The second project selected for support – EUROTeV – was proposed by 27 institutes from six European countries, among them DESY as the coordinating institution, and the European research center CERN. Its goal is to focus the European research and development activities for the design of an international linear collider for particle physics, and to perform final phase research and development work on essential components of the facility – in close agreement with the corresponding Asian and American committees. According to a worldwide consensus, such a linear collider is to be the next major accelerator for particle physics: It will open up completely new, previously unreachable dimensions similar to those prevailing shortly after the big bang at the beginning of the universe, when massive particles were generated out of the “primordial cosmic soup”. It is also clear that only one such accelerator should be realized worldwide, to be built and operated as a global project. One motive of the EUROTeV proposal is thus to develop a high-quality European structure which should later evolve into the European branch of the international planning group for the linear collider. The partner institutes have already started to look for the many experts to fill the more than 40 new posts created within the project for three years.

Worldwide, there are several concepts for a linear collider, which differ in their choice of accelerator technology – the TESLA proposal developed at DESY within an international collaboration relies on superconducting accelerating structures. However, major components such as special storage rings to “cool” the particle beams, devices that focus the beams down to fractions of micrometers, or instruments for high-precision beam diagnostics are equally important for all the designs, regardless of the chosen technology. These are the components that the EUROTeV members intend to address.

The EC evaluation of EUROTeV was equally positive – EUROTeV even got the highest possible mark for its high “European Added Value”: “This proposal brings together all the European resources in this field (...) and will thus strengthen the position of Europe in this highly competitive domain. (...) Thus the European Added Value is maximal.” The proposed research and development activities will be “well beyond state-of-the-art” and will “certainly have valuable spin-offs benefiting European industry, and advanced light sources.” The referees found EUROTeV to be an “outstanding proposal, complete and compelling in every regard”, which will “prepare for major European participation and leadership in the most technically challenging accelerator ever built.”

After the notification of approval has been received from Brussels, the project coordinators will now negotiate the funding contract with the European Commission, and the members of both projects will work out consortium agreements determining and regulating the involvement of the individual institutions.

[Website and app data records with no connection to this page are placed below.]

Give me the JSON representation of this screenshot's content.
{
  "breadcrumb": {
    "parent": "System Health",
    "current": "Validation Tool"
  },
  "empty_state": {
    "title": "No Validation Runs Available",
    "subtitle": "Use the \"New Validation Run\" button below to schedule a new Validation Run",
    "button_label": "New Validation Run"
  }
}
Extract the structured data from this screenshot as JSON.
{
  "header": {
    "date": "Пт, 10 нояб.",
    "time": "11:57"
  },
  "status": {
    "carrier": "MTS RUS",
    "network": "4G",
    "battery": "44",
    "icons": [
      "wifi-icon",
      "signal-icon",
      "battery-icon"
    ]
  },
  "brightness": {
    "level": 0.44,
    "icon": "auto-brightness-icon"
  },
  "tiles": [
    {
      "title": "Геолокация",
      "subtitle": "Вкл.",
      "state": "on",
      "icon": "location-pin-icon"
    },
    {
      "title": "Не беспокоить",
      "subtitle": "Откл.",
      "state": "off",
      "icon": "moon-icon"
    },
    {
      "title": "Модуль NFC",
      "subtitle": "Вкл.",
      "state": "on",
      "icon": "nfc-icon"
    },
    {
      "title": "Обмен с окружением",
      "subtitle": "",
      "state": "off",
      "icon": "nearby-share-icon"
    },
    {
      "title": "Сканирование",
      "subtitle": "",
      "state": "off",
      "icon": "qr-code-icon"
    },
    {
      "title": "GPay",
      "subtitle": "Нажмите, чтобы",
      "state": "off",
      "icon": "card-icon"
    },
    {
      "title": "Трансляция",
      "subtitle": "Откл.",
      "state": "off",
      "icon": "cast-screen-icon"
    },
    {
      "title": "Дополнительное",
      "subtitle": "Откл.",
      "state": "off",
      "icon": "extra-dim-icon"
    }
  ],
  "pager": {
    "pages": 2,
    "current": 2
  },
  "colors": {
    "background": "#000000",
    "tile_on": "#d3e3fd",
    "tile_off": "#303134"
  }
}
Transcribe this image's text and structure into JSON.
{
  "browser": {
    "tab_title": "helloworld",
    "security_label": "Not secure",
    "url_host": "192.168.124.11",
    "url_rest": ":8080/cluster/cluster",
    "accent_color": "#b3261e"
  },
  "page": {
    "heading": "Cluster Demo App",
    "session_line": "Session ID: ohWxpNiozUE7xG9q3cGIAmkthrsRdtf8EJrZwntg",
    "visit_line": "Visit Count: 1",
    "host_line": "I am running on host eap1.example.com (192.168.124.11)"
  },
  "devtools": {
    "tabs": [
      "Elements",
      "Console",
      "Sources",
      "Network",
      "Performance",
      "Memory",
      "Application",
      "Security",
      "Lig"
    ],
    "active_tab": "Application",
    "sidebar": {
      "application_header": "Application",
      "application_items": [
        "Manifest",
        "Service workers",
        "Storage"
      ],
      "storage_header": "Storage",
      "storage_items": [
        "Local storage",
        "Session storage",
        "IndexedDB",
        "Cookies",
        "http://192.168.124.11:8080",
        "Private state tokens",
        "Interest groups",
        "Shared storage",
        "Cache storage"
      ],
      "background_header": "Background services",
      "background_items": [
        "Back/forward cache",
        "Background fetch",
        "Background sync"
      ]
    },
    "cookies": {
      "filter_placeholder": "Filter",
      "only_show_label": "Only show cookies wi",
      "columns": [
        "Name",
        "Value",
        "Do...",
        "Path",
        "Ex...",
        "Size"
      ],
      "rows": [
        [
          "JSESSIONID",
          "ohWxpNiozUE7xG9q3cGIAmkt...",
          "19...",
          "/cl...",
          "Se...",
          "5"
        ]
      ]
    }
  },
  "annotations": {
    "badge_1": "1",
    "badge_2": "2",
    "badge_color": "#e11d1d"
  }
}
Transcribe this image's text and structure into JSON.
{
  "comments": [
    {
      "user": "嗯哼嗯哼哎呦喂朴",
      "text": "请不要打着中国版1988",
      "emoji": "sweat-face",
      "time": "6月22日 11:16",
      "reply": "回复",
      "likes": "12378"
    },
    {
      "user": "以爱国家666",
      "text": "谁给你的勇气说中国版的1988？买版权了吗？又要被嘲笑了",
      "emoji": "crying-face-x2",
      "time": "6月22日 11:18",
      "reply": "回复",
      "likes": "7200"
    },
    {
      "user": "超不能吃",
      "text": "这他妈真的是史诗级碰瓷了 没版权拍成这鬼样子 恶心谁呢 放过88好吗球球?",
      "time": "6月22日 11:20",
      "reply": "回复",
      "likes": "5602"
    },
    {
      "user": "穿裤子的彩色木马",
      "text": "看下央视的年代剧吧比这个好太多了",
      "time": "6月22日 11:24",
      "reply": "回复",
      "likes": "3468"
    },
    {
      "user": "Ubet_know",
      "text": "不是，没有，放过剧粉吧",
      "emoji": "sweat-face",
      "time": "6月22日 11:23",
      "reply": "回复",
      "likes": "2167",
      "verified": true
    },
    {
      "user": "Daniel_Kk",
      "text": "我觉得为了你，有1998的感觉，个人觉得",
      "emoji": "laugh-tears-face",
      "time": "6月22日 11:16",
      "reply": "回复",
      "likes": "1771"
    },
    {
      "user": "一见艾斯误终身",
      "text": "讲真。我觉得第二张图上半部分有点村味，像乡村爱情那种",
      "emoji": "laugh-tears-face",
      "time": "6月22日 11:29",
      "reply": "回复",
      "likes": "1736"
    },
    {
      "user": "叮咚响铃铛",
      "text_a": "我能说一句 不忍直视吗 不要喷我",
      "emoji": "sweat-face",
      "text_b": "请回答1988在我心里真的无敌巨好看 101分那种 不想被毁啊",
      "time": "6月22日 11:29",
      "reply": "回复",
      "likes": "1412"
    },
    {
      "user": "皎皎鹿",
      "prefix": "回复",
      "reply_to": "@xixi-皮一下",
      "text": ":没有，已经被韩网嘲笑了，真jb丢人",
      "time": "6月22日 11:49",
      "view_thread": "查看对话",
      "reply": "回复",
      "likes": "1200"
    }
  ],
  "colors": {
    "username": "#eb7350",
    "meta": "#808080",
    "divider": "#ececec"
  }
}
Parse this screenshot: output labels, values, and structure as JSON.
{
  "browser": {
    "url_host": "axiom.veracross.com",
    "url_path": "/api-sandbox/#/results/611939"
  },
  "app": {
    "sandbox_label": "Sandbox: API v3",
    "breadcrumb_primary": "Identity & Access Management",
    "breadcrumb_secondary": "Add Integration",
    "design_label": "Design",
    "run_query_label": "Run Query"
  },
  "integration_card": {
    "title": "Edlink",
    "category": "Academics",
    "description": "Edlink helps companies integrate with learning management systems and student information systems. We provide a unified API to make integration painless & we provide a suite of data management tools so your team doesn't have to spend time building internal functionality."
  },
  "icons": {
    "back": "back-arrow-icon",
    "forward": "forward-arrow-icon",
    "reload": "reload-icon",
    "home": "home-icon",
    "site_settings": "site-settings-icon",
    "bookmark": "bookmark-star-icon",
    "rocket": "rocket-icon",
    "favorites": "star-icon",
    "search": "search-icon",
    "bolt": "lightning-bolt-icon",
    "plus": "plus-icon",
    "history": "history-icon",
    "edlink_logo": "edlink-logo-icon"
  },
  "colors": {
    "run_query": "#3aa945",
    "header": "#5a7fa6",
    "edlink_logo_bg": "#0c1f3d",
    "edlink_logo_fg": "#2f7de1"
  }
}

There should thus be no obstacle to the timely start of the projects at the beginning of 2005.